====== RECORD EXTRACTS
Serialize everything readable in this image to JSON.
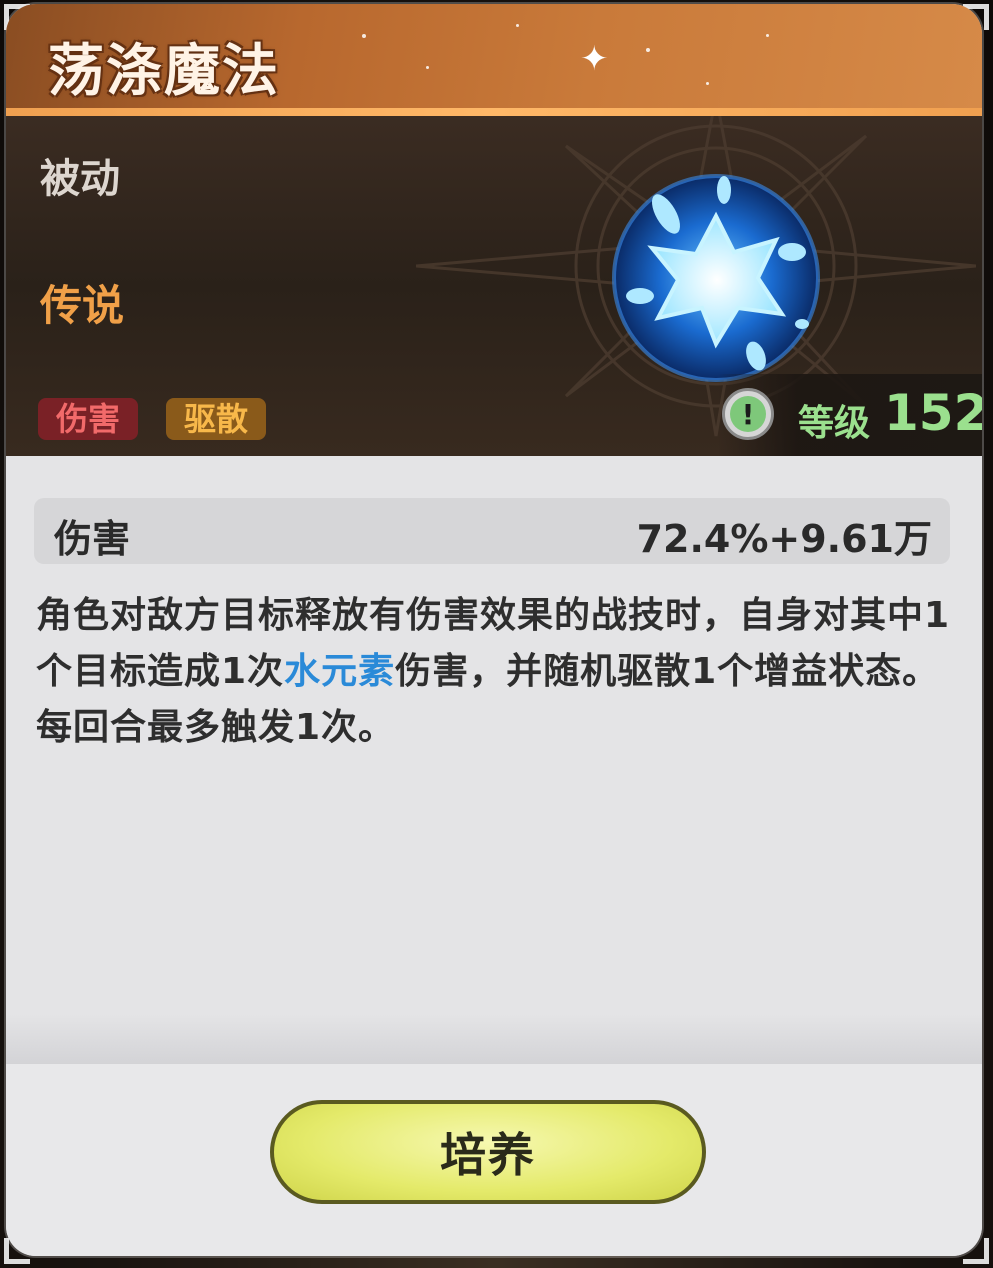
{
  "skill": {
    "name": "荡涤魔法",
    "type": "被动",
    "rarity": "传说",
    "tags": [
      "伤害",
      "驱散"
    ],
    "level_label": "等级",
    "level_value": "152"
  },
  "stat": {
    "name": "伤害",
    "value": "72.4%+9.61万"
  },
  "description": {
    "part1": "角色对敌方目标释放有伤害效果的战技时，自身对其中1个目标造成1次",
    "highlight": "水元素",
    "part2": "伤害，并随机驱散1个增益状态。每回合最多触发1次。"
  },
  "actions": {
    "cultivate_label": "培养"
  },
  "colors": {
    "rarity": "#f0a048",
    "highlight": "#2a8ad8",
    "level": "#9be08e",
    "tag_damage": "#f26a6a",
    "tag_dispel": "#f8b84a",
    "button": "#e4ea6a"
  },
  "icons": {
    "skill_icon": "water-burst-icon",
    "info_icon": "exclamation-icon"
  }
}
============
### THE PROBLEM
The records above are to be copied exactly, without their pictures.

### SOLUTION
Serialize everything readable in this image to JSON.
{
  "skill": {
    "name": "荡涤魔法",
    "type": "被动",
    "rarity": "传说",
    "tags": [
      "伤害",
      "驱散"
    ],
    "level_label": "等级",
    "level_value": "152"
  },
  "stat": {
    "name": "伤害",
    "value": "72.4%+9.61万"
  },
  "description": {
    "part1": "角色对敌方目标释放有伤害效果的战技时，自身对其中1个目标造成1次",
    "highlight": "水元素",
    "part2": "伤害，并随机驱散1个增益状态。每回合最多触发1次。"
  },
  "actions": {
    "cultivate_label": "培养"
  },
  "colors": {
    "rarity": "#f0a048",
    "highlight": "#2a8ad8",
    "level": "#9be08e",
    "tag_damage": "#f26a6a",
    "tag_dispel": "#f8b84a",
    "button": "#e4ea6a"
  },
  "icons": {
    "skill_icon": "water-burst-icon",
    "info_icon": "exclamation-icon"
  }
}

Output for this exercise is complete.